Your assignment. Reproduce the records below exactly as they appear.

Raw data.
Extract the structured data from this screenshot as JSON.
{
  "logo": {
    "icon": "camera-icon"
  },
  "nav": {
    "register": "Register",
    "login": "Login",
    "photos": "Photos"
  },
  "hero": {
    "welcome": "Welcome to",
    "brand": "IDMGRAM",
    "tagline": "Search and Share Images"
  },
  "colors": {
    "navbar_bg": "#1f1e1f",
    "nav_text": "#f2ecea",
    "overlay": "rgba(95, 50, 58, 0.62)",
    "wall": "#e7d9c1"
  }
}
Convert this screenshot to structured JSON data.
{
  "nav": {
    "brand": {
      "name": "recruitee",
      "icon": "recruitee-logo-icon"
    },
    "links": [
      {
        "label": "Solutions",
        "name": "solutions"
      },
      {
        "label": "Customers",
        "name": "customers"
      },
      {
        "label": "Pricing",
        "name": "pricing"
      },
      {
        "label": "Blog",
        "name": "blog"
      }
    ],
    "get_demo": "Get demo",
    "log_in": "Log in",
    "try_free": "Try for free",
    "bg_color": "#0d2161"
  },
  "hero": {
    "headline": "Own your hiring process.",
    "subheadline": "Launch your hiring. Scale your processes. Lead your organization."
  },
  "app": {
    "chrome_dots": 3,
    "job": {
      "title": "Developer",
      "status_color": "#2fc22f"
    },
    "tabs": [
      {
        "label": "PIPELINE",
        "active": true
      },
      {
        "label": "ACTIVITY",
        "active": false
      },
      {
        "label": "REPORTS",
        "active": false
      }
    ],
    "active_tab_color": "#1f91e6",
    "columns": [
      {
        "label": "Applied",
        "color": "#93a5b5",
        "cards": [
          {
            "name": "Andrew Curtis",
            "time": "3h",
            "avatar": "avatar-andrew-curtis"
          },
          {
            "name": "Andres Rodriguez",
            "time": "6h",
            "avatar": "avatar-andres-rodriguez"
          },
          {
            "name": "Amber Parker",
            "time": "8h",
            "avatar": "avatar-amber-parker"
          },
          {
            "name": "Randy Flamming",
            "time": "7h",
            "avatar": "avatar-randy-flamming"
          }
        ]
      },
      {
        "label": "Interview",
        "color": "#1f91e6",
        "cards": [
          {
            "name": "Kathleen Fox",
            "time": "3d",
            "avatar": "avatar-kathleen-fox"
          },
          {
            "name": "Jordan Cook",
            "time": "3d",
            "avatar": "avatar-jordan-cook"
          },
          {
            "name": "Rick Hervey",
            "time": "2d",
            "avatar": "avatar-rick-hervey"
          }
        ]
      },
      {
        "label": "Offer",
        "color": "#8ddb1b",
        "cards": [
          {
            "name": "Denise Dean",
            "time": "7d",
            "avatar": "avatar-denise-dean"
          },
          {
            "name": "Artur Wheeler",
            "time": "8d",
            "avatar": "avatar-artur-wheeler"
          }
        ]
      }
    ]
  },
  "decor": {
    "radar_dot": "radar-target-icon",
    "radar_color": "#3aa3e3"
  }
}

Answer area.
Extract the structured data from this screenshot as JSON.
{
  "logo": {
    "icon": "camera-icon"
  },
  "nav": {
    "register": "Register",
    "login": "Login",
    "photos": "Photos"
  },
  "hero": {
    "welcome": "Welcome to",
    "brand": "IDMGRAM",
    "tagline": "Search and Share Images"
  },
  "colors": {
    "navbar_bg": "#1f1e1f",
    "nav_text": "#f2ecea",
    "overlay": "rgba(95, 50, 58, 0.62)",
    "wall": "#e7d9c1"
  }
}
Convert this screenshot to structured JSON data.
{
  "nav": {
    "brand": {
      "name": "recruitee",
      "icon": "recruitee-logo-icon"
    },
    "links": [
      {
        "label": "Solutions",
        "name": "solutions"
      },
      {
        "label": "Customers",
        "name": "customers"
      },
      {
        "label": "Pricing",
        "name": "pricing"
      },
      {
        "label": "Blog",
        "name": "blog"
      }
    ],
    "get_demo": "Get demo",
    "log_in": "Log in",
    "try_free": "Try for free",
    "bg_color": "#0d2161"
  },
  "hero": {
    "headline": "Own your hiring process.",
    "subheadline": "Launch your hiring. Scale your processes. Lead your organization."
  },
  "app": {
    "chrome_dots": 3,
    "job": {
      "title": "Developer",
      "status_color": "#2fc22f"
    },
    "tabs": [
      {
        "label": "PIPELINE",
        "active": true
      },
      {
        "label": "ACTIVITY",
        "active": false
      },
      {
        "label": "REPORTS",
        "active": false
      }
    ],
    "active_tab_color": "#1f91e6",
    "columns": [
      {
        "label": "Applied",
        "color": "#93a5b5",
        "cards": [
          {
            "name": "Andrew Curtis",
            "time": "3h",
            "avatar": "avatar-andrew-curtis"
          },
          {
            "name": "Andres Rodriguez",
            "time": "6h",
            "avatar": "avatar-andres-rodriguez"
          },
          {
            "name": "Amber Parker",
            "time": "8h",
            "avatar": "avatar-amber-parker"
          },
          {
            "name": "Randy Flamming",
            "time": "7h",
            "avatar": "avatar-randy-flamming"
          }
        ]
      },
      {
        "label": "Interview",
        "color": "#1f91e6",
        "cards": [
          {
            "name": "Kathleen Fox",
            "time": "3d",
            "avatar": "avatar-kathleen-fox"
          },
          {
            "name": "Jordan Cook",
            "time": "3d",
            "avatar": "avatar-jordan-cook"
          },
          {
            "name": "Rick Hervey",
            "time": "2d",
            "avatar": "avatar-rick-hervey"
          }
        ]
      },
      {
        "label": "Offer",
        "color": "#8ddb1b",
        "cards": [
          {
            "name": "Denise Dean",
            "time": "7d",
            "avatar": "avatar-denise-dean"
          },
          {
            "name": "Artur Wheeler",
            "time": "8d",
            "avatar": "avatar-artur-wheeler"
          }
        ]
      }
    ]
  },
  "decor": {
    "radar_dot": "radar-target-icon",
    "radar_color": "#3aa3e3"
  }
}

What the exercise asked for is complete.